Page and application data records
———

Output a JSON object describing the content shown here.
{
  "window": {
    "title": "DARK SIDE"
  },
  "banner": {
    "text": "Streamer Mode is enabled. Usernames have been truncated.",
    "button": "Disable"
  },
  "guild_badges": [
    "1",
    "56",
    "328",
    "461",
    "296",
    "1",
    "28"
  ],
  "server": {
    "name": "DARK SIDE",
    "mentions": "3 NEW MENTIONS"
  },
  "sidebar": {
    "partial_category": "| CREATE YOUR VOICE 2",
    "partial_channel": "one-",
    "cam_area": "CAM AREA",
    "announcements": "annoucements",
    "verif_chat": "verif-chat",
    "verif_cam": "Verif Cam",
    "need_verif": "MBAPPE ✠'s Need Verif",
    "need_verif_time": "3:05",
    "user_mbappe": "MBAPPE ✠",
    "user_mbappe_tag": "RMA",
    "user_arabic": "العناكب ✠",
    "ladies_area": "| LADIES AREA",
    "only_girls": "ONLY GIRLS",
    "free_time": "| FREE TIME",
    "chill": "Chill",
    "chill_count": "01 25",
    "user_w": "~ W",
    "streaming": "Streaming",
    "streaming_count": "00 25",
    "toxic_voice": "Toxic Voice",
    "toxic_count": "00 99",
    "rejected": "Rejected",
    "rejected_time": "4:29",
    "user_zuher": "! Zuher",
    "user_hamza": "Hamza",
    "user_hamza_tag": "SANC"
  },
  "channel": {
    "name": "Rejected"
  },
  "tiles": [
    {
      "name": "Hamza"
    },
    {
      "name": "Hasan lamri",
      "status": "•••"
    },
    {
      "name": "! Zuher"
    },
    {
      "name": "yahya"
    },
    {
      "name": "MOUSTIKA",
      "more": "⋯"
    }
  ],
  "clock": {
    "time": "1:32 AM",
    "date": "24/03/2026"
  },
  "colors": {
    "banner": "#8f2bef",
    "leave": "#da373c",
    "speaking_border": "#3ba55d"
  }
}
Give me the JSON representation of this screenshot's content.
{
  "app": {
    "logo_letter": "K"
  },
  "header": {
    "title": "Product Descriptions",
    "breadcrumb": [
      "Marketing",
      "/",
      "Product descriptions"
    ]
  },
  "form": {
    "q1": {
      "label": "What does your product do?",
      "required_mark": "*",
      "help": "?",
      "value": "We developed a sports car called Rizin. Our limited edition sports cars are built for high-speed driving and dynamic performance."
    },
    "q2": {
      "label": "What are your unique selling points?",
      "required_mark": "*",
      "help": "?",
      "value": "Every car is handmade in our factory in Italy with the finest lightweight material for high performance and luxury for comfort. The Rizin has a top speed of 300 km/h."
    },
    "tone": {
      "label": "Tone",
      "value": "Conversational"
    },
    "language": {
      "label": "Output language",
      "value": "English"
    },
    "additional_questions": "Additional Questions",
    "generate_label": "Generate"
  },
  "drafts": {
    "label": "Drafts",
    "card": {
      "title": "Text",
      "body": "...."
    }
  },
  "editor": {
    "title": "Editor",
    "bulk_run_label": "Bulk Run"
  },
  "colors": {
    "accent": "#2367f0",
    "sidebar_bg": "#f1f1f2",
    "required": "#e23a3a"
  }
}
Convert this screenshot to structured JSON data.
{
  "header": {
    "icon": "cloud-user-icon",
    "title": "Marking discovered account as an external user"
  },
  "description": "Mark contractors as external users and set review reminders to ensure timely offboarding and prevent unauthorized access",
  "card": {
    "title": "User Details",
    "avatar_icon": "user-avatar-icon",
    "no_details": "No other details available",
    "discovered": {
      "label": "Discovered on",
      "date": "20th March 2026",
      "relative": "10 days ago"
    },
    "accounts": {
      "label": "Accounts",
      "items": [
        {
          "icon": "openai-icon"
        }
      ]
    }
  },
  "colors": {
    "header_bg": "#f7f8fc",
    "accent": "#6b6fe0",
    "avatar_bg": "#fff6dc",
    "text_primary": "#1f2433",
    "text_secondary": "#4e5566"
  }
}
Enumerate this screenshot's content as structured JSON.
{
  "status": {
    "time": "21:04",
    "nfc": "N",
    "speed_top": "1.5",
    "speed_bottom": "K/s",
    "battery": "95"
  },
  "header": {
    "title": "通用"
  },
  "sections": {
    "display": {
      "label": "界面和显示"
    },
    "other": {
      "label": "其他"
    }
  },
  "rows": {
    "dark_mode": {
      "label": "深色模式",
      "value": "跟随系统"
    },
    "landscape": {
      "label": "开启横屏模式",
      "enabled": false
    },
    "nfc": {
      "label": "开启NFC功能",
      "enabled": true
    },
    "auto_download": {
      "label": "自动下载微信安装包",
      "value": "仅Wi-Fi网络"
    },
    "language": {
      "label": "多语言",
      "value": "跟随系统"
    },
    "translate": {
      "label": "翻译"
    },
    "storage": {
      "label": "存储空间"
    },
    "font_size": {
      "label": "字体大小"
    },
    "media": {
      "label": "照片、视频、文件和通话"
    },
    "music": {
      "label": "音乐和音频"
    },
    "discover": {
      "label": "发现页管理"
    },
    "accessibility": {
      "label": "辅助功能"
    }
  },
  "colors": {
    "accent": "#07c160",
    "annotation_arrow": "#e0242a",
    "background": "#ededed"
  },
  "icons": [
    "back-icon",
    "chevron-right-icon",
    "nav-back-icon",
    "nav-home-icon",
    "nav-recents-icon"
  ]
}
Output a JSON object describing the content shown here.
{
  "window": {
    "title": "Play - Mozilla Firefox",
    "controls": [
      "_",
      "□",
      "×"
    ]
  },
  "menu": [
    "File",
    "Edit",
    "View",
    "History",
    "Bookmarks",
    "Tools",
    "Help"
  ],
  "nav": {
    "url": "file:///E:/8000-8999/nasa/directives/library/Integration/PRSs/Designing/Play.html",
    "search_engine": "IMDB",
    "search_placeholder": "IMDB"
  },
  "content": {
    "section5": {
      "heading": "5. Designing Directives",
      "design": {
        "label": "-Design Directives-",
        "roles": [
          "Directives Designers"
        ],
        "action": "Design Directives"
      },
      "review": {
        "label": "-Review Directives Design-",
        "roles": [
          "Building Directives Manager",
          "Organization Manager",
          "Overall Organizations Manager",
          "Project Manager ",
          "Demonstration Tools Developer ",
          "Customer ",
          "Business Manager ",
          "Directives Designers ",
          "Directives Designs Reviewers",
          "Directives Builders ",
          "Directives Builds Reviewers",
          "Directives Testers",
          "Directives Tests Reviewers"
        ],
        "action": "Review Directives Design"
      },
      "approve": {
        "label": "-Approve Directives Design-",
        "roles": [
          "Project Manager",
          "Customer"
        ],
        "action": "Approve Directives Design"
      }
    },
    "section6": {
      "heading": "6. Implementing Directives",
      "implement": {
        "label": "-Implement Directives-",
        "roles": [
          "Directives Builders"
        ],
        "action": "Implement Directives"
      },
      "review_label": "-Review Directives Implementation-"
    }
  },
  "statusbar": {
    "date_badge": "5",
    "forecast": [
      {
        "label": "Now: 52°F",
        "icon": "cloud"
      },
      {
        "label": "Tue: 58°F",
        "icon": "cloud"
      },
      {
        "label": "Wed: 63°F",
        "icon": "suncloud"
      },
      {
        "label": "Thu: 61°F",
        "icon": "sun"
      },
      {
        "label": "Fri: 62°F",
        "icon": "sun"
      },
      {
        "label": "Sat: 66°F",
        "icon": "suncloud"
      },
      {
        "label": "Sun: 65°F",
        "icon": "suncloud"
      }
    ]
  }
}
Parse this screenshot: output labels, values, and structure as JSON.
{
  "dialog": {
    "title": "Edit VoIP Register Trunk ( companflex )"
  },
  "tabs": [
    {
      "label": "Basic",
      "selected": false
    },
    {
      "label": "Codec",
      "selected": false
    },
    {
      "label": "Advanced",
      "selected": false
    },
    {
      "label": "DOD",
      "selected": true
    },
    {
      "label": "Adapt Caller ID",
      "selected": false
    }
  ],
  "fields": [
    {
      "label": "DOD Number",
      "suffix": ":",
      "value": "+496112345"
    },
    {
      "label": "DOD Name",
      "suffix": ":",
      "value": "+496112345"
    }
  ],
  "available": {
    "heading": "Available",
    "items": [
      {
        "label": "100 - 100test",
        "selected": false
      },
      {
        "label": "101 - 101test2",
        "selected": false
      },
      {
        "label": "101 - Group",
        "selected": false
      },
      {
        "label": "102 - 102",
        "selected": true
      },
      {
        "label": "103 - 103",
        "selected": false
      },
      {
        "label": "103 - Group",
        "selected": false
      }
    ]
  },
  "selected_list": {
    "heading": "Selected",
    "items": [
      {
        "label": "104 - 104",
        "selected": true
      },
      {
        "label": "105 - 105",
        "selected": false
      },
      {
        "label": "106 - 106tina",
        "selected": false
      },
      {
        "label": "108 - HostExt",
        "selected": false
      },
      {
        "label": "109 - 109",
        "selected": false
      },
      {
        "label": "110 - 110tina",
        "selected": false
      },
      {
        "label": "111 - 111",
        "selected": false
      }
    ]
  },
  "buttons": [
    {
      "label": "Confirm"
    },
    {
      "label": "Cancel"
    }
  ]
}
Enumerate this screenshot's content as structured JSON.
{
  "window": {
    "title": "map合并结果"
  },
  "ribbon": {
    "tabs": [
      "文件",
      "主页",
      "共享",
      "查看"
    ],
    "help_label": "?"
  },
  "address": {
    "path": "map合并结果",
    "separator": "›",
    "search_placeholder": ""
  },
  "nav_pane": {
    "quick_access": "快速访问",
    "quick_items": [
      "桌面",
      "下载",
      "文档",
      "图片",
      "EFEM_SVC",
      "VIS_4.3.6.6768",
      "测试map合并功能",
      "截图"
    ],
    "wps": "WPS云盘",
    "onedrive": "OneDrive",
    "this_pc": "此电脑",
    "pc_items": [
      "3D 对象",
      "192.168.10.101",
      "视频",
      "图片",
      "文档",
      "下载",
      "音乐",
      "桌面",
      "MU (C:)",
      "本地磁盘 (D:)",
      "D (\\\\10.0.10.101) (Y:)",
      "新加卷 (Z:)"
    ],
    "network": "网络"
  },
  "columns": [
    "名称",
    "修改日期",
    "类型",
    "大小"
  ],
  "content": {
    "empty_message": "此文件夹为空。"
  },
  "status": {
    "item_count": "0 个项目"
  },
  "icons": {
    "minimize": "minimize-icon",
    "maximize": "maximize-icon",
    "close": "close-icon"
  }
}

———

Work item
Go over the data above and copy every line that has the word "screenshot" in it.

Result
Give me the JSON representation of this screenshot's content.
Convert this screenshot to structured JSON data.
Enumerate this screenshot's content as structured JSON.
Parse this screenshot: output labels, values, and structure as JSON.
Enumerate this screenshot's content as structured JSON.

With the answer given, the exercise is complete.